YOUR OBJECTIVE: Copy everything in the data below exactly except the pictures.

========================

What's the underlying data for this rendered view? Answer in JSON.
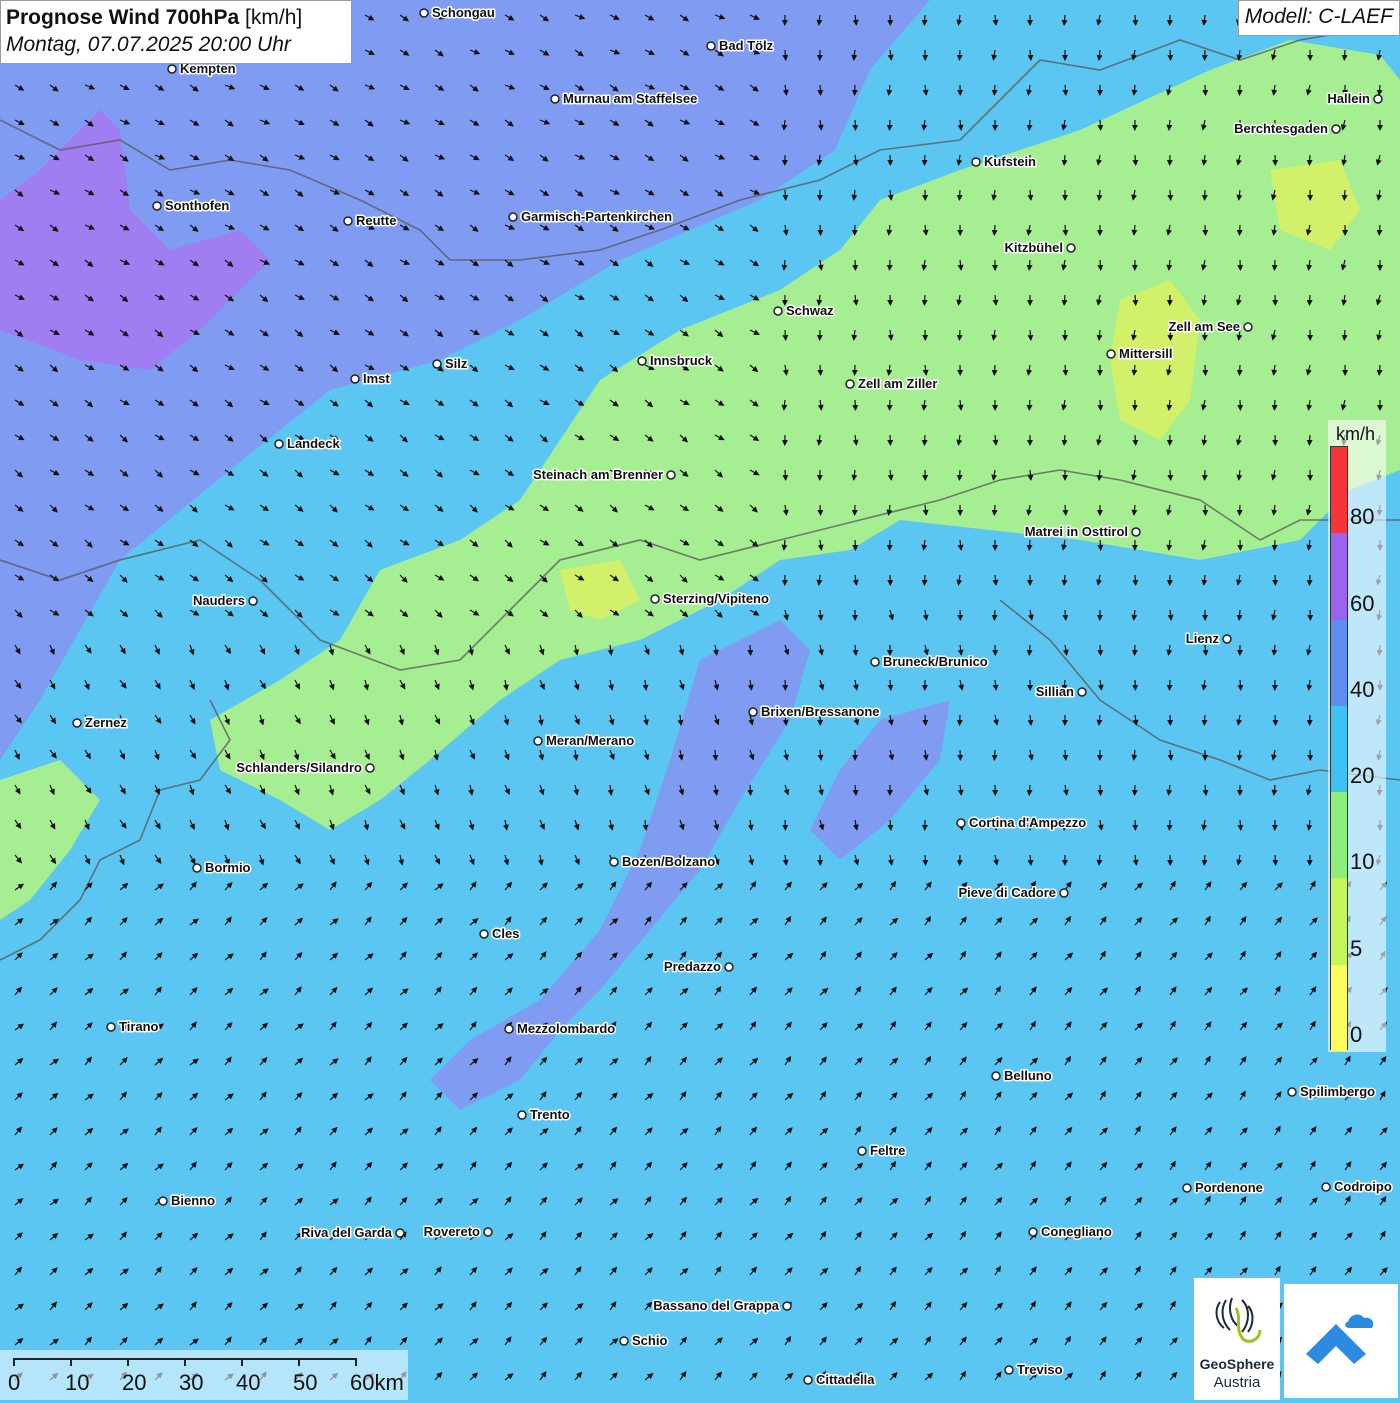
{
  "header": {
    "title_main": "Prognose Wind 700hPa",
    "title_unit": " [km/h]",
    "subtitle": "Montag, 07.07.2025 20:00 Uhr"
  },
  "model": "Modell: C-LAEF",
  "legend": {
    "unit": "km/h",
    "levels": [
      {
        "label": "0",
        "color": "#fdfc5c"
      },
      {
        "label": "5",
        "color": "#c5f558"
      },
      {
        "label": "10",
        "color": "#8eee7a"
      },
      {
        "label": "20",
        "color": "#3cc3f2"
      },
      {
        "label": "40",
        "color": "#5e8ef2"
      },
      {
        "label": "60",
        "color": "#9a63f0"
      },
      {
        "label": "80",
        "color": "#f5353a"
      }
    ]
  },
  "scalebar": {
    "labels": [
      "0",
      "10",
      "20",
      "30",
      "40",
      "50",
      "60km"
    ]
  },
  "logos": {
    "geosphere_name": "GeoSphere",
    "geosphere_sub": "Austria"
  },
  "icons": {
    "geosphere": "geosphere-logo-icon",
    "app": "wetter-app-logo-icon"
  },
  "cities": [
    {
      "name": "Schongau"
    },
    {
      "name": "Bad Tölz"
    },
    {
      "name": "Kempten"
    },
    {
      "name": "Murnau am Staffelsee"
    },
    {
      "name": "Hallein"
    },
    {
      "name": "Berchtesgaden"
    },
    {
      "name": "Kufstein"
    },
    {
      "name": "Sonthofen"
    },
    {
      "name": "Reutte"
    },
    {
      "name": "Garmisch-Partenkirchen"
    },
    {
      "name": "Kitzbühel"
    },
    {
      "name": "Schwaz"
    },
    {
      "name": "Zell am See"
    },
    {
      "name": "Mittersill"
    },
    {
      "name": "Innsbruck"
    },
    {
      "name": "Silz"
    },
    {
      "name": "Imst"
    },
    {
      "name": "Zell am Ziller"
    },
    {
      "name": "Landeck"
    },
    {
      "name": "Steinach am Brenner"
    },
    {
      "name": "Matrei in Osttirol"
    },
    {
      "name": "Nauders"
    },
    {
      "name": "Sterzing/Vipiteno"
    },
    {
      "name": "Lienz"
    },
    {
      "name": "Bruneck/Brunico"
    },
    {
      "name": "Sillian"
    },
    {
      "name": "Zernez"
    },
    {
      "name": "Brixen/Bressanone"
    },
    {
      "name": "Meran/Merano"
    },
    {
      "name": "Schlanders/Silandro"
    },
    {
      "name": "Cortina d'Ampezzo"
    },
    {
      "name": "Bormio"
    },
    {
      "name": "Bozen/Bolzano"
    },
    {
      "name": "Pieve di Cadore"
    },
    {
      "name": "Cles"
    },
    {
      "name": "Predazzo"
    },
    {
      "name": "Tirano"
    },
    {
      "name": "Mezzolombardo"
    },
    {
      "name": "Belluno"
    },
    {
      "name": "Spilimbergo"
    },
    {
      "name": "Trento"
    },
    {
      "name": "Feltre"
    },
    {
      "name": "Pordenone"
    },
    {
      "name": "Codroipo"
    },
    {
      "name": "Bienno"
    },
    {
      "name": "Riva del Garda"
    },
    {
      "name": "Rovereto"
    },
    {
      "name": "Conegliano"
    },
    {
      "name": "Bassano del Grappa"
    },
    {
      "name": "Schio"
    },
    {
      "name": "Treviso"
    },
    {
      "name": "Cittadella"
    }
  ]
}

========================

RESPONSE:
What's the underlying data for this rendered view? Answer in JSON.
{
  "header": {
    "title_main": "Prognose Wind 700hPa",
    "title_unit": " [km/h]",
    "subtitle": "Montag, 07.07.2025 20:00 Uhr"
  },
  "model": "Modell: C-LAEF",
  "legend": {
    "unit": "km/h",
    "levels": [
      {
        "label": "0",
        "color": "#fdfc5c"
      },
      {
        "label": "5",
        "color": "#c5f558"
      },
      {
        "label": "10",
        "color": "#8eee7a"
      },
      {
        "label": "20",
        "color": "#3cc3f2"
      },
      {
        "label": "40",
        "color": "#5e8ef2"
      },
      {
        "label": "60",
        "color": "#9a63f0"
      },
      {
        "label": "80",
        "color": "#f5353a"
      }
    ]
  },
  "scalebar": {
    "labels": [
      "0",
      "10",
      "20",
      "30",
      "40",
      "50",
      "60km"
    ]
  },
  "logos": {
    "geosphere_name": "GeoSphere",
    "geosphere_sub": "Austria"
  },
  "icons": {
    "geosphere": "geosphere-logo-icon",
    "app": "wetter-app-logo-icon"
  },
  "cities": [
    {
      "name": "Schongau"
    },
    {
      "name": "Bad Tölz"
    },
    {
      "name": "Kempten"
    },
    {
      "name": "Murnau am Staffelsee"
    },
    {
      "name": "Hallein"
    },
    {
      "name": "Berchtesgaden"
    },
    {
      "name": "Kufstein"
    },
    {
      "name": "Sonthofen"
    },
    {
      "name": "Reutte"
    },
    {
      "name": "Garmisch-Partenkirchen"
    },
    {
      "name": "Kitzbühel"
    },
    {
      "name": "Schwaz"
    },
    {
      "name": "Zell am See"
    },
    {
      "name": "Mittersill"
    },
    {
      "name": "Innsbruck"
    },
    {
      "name": "Silz"
    },
    {
      "name": "Imst"
    },
    {
      "name": "Zell am Ziller"
    },
    {
      "name": "Landeck"
    },
    {
      "name": "Steinach am Brenner"
    },
    {
      "name": "Matrei in Osttirol"
    },
    {
      "name": "Nauders"
    },
    {
      "name": "Sterzing/Vipiteno"
    },
    {
      "name": "Lienz"
    },
    {
      "name": "Bruneck/Brunico"
    },
    {
      "name": "Sillian"
    },
    {
      "name": "Zernez"
    },
    {
      "name": "Brixen/Bressanone"
    },
    {
      "name": "Meran/Merano"
    },
    {
      "name": "Schlanders/Silandro"
    },
    {
      "name": "Cortina d'Ampezzo"
    },
    {
      "name": "Bormio"
    },
    {
      "name": "Bozen/Bolzano"
    },
    {
      "name": "Pieve di Cadore"
    },
    {
      "name": "Cles"
    },
    {
      "name": "Predazzo"
    },
    {
      "name": "Tirano"
    },
    {
      "name": "Mezzolombardo"
    },
    {
      "name": "Belluno"
    },
    {
      "name": "Spilimbergo"
    },
    {
      "name": "Trento"
    },
    {
      "name": "Feltre"
    },
    {
      "name": "Pordenone"
    },
    {
      "name": "Codroipo"
    },
    {
      "name": "Bienno"
    },
    {
      "name": "Riva del Garda"
    },
    {
      "name": "Rovereto"
    },
    {
      "name": "Conegliano"
    },
    {
      "name": "Bassano del Grappa"
    },
    {
      "name": "Schio"
    },
    {
      "name": "Treviso"
    },
    {
      "name": "Cittadella"
    }
  ]
}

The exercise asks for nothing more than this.